OTTAWA — The parliamentary budget office says it could cost the federal government up to $15 billion to compensate First Nations families and children impacted by the child welfare system, as well as denials or delays of essential services.
The figure updates the budget office’s initial estimate to include thousands more children, parents and grandparents who would qualify for the $40,000 payments under recent developments in the case.
Jordan’s Principle requires governments to cover the cost of services for First Nations children, and work out any disputes over jurisdiction afterwards.
The Canadian Human Rights Tribunal has ordered the government to compensate children and families who had been denied service, or faced delays.
The updated report adds roughly 100,000 more First Nations children, along with their parents and grandparents, whose compensation would alone be about $10 billion.

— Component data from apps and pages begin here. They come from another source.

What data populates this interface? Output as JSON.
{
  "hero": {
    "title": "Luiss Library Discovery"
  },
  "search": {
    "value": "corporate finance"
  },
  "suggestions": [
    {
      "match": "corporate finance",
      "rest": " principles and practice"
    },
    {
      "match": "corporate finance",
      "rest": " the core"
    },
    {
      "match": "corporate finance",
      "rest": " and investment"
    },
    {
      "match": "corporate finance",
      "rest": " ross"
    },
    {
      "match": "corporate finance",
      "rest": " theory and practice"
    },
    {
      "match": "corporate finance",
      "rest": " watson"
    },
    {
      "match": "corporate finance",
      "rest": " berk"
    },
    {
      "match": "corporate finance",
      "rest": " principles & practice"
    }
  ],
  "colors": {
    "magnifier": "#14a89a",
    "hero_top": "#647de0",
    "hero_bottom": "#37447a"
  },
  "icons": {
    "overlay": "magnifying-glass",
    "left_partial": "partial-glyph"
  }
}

The new estimate of about $15 billion includes the 13,000 children originally expected to be eligible for compensation, mostly related to delayed approval of claims, as well as those taken into care unnecessarily, and their families.
NDP MP Charlie Angus said the high cost of compensating First Nations children and families is a result of the government’s refusal to negotiate a solution with them after the human rights tribunal found Canada guilty of systemic discriminations against Indigenous children in 2016.

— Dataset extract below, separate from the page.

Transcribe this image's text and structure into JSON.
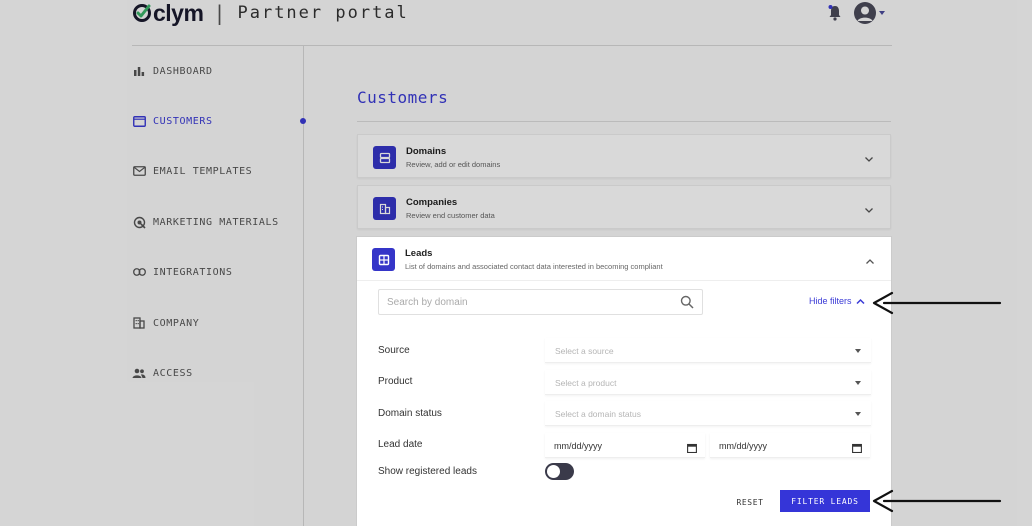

Angus said the new report shows that the cost would have been between $2.2 billion and $4.5 billion if the government began negotiating in good faith.

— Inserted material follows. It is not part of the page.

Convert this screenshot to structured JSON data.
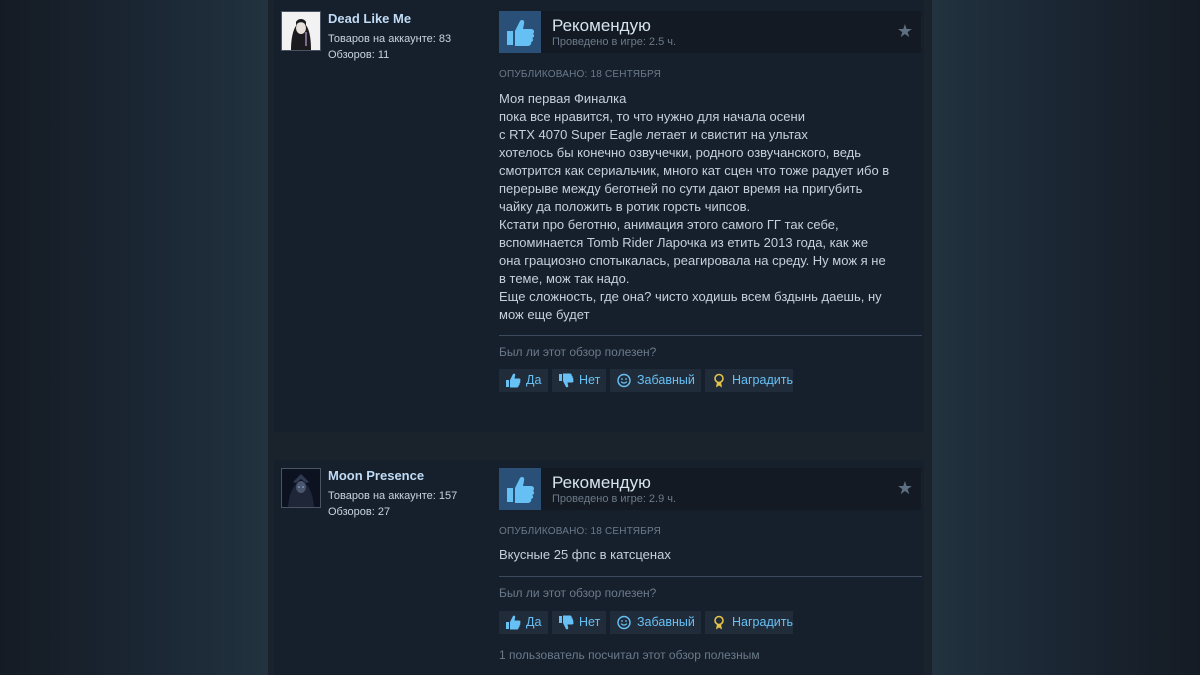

“The real cost has been paid in the lives of Indigenous children on reserves across this country,” Angus said Tuesday.
The tribunal ordered the government in September 2019 to pay $40,000 to every First Nations child who since 2006 was inappropriately removed from their home, and pay the same amount to their parents or caregiver.
The same amount, which is the maximum the tribunal can award, was also ordered for children who faced denials or delays of basic services like medical care.
At the time, the Assembly of First Nations estimated that 54,000 children and their parents could receive compensation, for a bill of at least $2 billion.
Budget officer Yves Giroux’s report pegs those figures far higher, but warns estimates are uncertain because of data limitations.
In November, a tribunal ruling expanded the scope of its order to allow First Nations to decide whether a particular child is entitled to federally funded services, not just the federal government under the Indian Act.
Ottawa announced before Christmas it would seek a judicial review of the decision.
Angus said the government has used numerous arguments against the tribunal’s rulings that ensure justice for Indigenous children.
“They’ve used jurisdiction. They’ve attacked the Human Rights Tribunal. They said that the costs would be outrageously high,” he said.
“The Human Rights Tribunal ruling is a watershed moment in Canadian history, and there’s no going back from that.”
A spokeswoman for Indigenous Services Minister Marc Miller said the department is committed to “move quickly” to compensate First Nations children and families harmed by the underfunding of child and family services in the past.
“We are also firmly committed to undertaking the work necessary to reform Child and Family Services in Canada to ensure that the best interest of the child prevails and that this new system is one that respects First Nations’ right to self-determination,” Vanessa Adams said in a statement Tuesday evening.
Adams said the department is working with First Nations partners, provinces, and territories to reform to guarantee full implementation of Jordan’s Principle.
The recent developments flow back to a 2016 ruling from the tribunal that found the federal government at fault for not providing funding on-reserve for child welfare services equal to provincial payments for those living in urban and rural settings.
The government subsequently broadened its definition of Jordan’s Principle, named for Jordan River Anderson, a boy from Norway House Cree Nation in Manitoba. He spent five years in hospital while the Manitoba and federal governments argued over which level of government needed to pay for his care in a special home.
The PBO report notes that more than 594,000 claims under Jordan’s Principle were approved between July 2016 and April 2020.
Crunching the numbers, the budget office said that amounts to one claim per person for each of the approximately 375,000 First Nations children living on- and off-reserve, as well as those who became adults over that almost four-year period.